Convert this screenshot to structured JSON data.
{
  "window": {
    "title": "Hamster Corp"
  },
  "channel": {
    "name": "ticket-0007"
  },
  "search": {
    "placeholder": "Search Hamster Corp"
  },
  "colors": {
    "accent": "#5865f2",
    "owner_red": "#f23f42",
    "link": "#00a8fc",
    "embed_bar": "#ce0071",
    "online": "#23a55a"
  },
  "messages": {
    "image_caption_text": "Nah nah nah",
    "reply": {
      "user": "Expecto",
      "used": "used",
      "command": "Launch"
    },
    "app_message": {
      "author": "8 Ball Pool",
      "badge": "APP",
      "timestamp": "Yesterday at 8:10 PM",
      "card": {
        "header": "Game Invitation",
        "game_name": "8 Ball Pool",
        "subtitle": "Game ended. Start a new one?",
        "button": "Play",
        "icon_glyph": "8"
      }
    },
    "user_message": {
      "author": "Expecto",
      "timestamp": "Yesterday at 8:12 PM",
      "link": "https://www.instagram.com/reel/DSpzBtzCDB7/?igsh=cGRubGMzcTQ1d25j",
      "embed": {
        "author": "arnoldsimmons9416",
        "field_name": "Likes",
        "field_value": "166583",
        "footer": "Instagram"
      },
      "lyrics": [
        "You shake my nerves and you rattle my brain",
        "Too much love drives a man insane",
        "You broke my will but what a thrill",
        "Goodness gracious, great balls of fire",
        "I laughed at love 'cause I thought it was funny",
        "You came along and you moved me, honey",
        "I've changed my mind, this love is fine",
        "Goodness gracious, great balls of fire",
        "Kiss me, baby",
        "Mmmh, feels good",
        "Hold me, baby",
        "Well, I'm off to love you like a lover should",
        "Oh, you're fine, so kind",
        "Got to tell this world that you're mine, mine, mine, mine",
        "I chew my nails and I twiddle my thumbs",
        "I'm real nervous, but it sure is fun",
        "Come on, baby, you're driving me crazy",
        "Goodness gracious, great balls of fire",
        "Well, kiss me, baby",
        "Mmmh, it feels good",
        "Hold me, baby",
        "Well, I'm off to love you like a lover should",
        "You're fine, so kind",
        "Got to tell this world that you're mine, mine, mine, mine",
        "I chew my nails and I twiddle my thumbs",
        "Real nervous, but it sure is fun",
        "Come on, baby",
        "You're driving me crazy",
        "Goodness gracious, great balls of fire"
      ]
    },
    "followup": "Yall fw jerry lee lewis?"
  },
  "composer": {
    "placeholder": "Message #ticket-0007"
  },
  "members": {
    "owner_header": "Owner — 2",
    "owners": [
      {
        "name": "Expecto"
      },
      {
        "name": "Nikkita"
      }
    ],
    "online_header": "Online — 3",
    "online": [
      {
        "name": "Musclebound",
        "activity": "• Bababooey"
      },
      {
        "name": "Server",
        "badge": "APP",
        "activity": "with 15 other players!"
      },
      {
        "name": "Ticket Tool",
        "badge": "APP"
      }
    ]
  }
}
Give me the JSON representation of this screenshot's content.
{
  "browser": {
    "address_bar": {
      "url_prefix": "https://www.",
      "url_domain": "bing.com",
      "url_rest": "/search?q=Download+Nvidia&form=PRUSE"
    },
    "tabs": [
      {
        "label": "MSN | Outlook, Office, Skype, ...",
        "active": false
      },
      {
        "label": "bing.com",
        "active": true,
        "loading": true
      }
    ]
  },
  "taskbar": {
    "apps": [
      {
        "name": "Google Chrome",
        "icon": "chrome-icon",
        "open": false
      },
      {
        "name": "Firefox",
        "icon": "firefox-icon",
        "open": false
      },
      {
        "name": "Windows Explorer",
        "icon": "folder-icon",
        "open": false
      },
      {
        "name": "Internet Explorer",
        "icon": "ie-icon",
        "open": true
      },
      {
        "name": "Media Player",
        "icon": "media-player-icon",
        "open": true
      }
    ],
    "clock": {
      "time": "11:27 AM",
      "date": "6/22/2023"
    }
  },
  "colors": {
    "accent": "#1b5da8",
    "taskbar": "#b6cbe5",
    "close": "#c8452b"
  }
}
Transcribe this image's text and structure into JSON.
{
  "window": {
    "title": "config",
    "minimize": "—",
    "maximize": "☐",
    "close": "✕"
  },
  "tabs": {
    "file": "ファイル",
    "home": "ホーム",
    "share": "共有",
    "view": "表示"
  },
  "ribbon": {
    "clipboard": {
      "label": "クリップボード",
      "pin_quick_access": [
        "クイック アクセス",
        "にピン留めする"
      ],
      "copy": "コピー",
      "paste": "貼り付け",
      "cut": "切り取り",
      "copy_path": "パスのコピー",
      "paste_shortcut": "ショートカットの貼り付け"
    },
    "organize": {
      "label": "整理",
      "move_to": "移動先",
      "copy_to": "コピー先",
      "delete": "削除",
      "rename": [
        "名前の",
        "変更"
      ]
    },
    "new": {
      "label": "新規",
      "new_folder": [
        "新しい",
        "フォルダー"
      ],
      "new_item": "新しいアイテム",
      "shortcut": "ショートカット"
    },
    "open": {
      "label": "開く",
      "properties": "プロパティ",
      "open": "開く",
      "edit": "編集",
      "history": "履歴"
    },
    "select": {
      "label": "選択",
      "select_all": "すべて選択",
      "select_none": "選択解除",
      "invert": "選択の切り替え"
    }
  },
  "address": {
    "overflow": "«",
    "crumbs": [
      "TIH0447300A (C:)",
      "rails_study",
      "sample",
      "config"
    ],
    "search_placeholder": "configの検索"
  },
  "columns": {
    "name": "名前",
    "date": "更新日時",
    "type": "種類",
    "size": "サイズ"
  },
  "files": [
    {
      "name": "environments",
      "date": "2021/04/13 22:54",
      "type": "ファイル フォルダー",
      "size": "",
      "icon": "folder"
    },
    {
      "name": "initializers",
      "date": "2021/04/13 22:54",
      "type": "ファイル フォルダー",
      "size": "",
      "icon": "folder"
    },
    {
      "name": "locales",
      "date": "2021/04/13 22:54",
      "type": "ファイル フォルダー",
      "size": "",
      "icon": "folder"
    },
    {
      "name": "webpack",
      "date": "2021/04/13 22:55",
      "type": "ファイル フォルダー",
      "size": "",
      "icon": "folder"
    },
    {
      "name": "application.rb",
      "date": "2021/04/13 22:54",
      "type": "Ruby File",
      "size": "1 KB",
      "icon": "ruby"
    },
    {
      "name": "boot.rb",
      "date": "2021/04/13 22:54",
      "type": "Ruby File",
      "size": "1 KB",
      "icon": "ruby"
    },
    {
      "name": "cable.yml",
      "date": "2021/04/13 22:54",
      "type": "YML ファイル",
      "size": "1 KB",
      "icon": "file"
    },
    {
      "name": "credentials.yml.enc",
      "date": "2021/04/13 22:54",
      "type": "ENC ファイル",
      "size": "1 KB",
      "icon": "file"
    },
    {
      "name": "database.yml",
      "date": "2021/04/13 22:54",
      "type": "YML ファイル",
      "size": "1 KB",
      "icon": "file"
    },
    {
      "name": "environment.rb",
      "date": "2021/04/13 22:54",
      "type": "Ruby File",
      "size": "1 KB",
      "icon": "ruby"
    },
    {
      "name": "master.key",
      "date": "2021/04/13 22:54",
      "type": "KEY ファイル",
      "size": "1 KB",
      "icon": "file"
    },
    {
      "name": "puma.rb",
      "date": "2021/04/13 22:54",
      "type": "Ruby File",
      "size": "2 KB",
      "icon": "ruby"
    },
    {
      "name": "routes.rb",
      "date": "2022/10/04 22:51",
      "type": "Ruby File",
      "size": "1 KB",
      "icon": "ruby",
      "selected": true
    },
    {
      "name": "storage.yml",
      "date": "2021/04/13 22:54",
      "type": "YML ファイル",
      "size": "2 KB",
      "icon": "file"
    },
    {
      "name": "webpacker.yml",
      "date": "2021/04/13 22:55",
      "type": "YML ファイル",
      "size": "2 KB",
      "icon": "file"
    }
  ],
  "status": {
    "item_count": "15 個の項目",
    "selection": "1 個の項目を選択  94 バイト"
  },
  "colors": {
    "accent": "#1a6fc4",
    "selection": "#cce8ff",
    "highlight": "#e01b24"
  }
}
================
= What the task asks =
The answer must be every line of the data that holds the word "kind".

= Your solution =
        "Oh, you're fine, so kind",
        "You're fine, so kind",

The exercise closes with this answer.